Goldman Sachs’ role in oil speculation and other market manipulation detailed

There’s an interesting story in Rolling Stone magazine by Matt Taibbi about how former investment bank Goldman Sachs has engineered every major market manipulation since the Great Depression.

While Commodify Me! would thoroughly recommend that you read all of Taibbi’s  story, the parts that will interest commodity exchange fanatics the most are  page five, which details  how Goldman’s speculation in the oil markets drove the price at the pump to record highs last year,  and page seven, which examines how the bank could potentially make a killing of another product that looks set to be traded on the U.S. futures exchange, carbon credits.

CLICK HERE to read the full story.

Geithner wants OTC derivatives traded on exchanges

A story from the Oil & Gas Financial Journal about U.S. Treasury Secretary Timothy Geithner talking about greater reglation for over-the-counter derivatives (OTC).

OTC derivatives are a type of contract used on the commodity exhange. They are privately negotiated and traded directly between two parties, without going through an exchange or other intermediary. CLICK HERE to read more about OTC derivatives.

Geithner says the Obama administration would like all standardised derivative contracts cleared through well-regulated central counterparties and executed either on regulated exchanges or regulated electronic trading systems.

Geithner says the reforms should not limit businesses’ efforts to manage financial risk (hedge):

“We want to preserve their capacity to participate in bilateral transactions as hedges as we increase overall protection for investors,” Geithner told a joint hearing of the U.S. House Agriculture and Financial Services Committees. READ HERE.

CFTC hopeful of new regulation by late October

A follow up story by Reuters about the Commodity Futures Trading Commission’s process and plans for regulating excessive speculation in the commodity market.

For those who have not been following this story, the CFTC’s moves are part of the Obama administration’s plans to tighten U.S. financial regulation and prevent another banking and market crisis.  Critics have  argued the global financial meltdown over the past several months was caused by laxity in the financial markets:

The Commodity Futures Trading Commission will move aggressively to rein in excessive speculation in energy and commodity markets by focusing on expanding its existing authority and could have new regulations in place by late October.

Bart Chilton, one of five commissioners at the CFTC, said he could not predict what the agency will do, but he would like to see the proposed rules issued in September, then implemented by late October or November after a period of public comment. READ HERE

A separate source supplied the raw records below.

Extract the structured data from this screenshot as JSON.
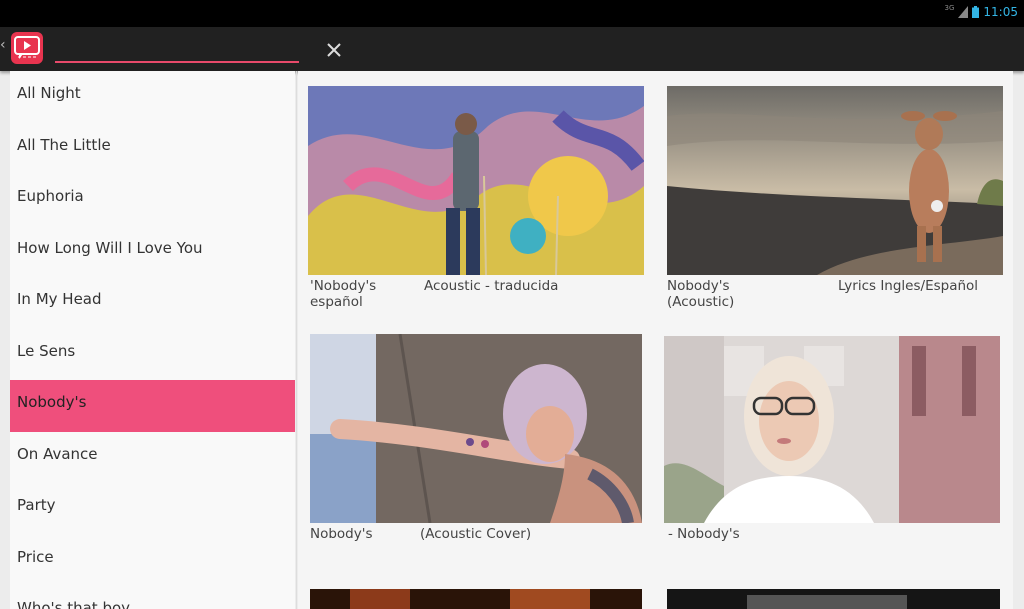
{
  "status_bar": {
    "signal": "3G",
    "time": "11:05"
  },
  "toolbar": {
    "search_value": ""
  },
  "sidebar": {
    "items": [
      {
        "label": "All Night"
      },
      {
        "label": "All The Little"
      },
      {
        "label": "Euphoria"
      },
      {
        "label": "How Long Will I Love You"
      },
      {
        "label": "In My Head"
      },
      {
        "label": "Le Sens"
      },
      {
        "label": "Nobody's"
      },
      {
        "label": "On Avance"
      },
      {
        "label": "Party"
      },
      {
        "label": "Price"
      },
      {
        "label": "Who's that boy"
      }
    ],
    "selected_index": 6
  },
  "videos": [
    {
      "caption_a": "'Nobody's",
      "caption_a2": "español",
      "caption_b": "Acoustic - traducida"
    },
    {
      "caption_a": "Nobody's",
      "caption_a2": "(Acoustic)",
      "caption_b": "Lyrics Ingles/Español"
    },
    {
      "caption_a": "Nobody's",
      "caption_a2": "",
      "caption_b": "(Acoustic Cover)"
    },
    {
      "caption_a": "- Nobody's",
      "caption_a2": "",
      "caption_b": ""
    }
  ],
  "colors": {
    "accent": "#ef4f7c",
    "toolbar": "#212121",
    "time": "#33b5e5"
  }
}
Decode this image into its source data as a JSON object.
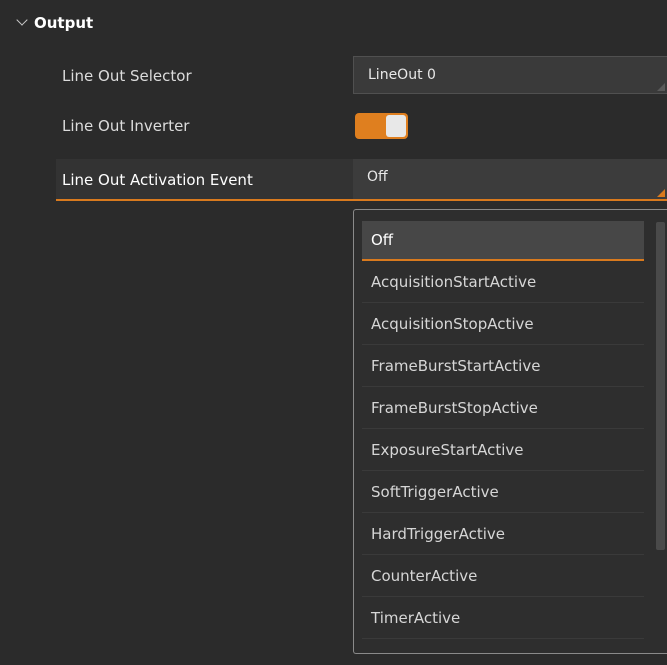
{
  "section": {
    "title": "Output",
    "chevron_icon": "chevron-down-icon"
  },
  "rows": [
    {
      "label": "Line Out Selector",
      "value": "LineOut 0"
    },
    {
      "label": "Line Out Inverter",
      "toggle_on": true
    },
    {
      "label": "Line Out Activation Event",
      "value": "Off"
    }
  ],
  "dropdown": {
    "selected": "Off",
    "options": [
      "Off",
      "AcquisitionStartActive",
      "AcquisitionStopActive",
      "FrameBurstStartActive",
      "FrameBurstStopActive",
      "ExposureStartActive",
      "SoftTriggerActive",
      "HardTriggerActive",
      "CounterActive",
      "TimerActive"
    ]
  },
  "colors": {
    "accent": "#d97a1e",
    "background": "#2b2b2b",
    "field": "#3a3a3a"
  }
}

As a keen supporter of tighter regulation on the commodity exchnge,  Commodify Me! will be following the develpoments of this story with great interest and will be providing comment once details of the CFTC’s plans are a little clearer.

CFTC considers measures aimed at speculation

An interesting story from the Washington Post about the Commodity Futures Trading Commission (CFTC) chairman Gary Gensler considering implementing  policies that will reduce the price volatility caused by speculation on the commodity exchange.

The CFTC also has plans to regulate derivatives (financial contracts whose prices are derived from the price of something else. CLICK HERE for more information), limit the size of an investment a single firm can make in a particular commodity and allow greater public disclosure about the holdings of commodities traders:

The Commodity Futures Trading Commission will consider new measures to curb speculation in the markets for energy and other commodities, the agency is set to announce today.

The move aims to reduce the volatility of prices but faces resistance from top Wall Street firms, which fear the efforts could cut into profits. Regulators and lawmakers increasingly worry that these firms have used their size and power to inflate the prices of commodities, booking profits in the process. READ HERE.

Commodity Exchange 101

Welcome to the first instalment of Commodify Me! – the blog covering everything and anything to do with the commodity exchange.

Before I begin analysing the issues facing commodities  in the current recession, I think it would be best to cover the basics – i.e. what is the commodity exchange and how it operates.

In essence, the commodity exhange is a group of regulated and organised global markets where commodities  (CLICK HERE to see a full list of traded commodities) are bought and sold by traders, both locally and internationally.

Commodities are generally traded through futures contracts. These contracts are traded on the futures markets.

A good exmaple of how futures contracts and the futures markets work can be found here

The prices of commodities are influenced by supply and demand. In other words, commodity prices aren’t set, meaning they flactuate daily. This is often refered to as the market price.

So there we have it, a brief insight into the complex workings of the commodity exchange.

Hopefully that wasn’t too painful!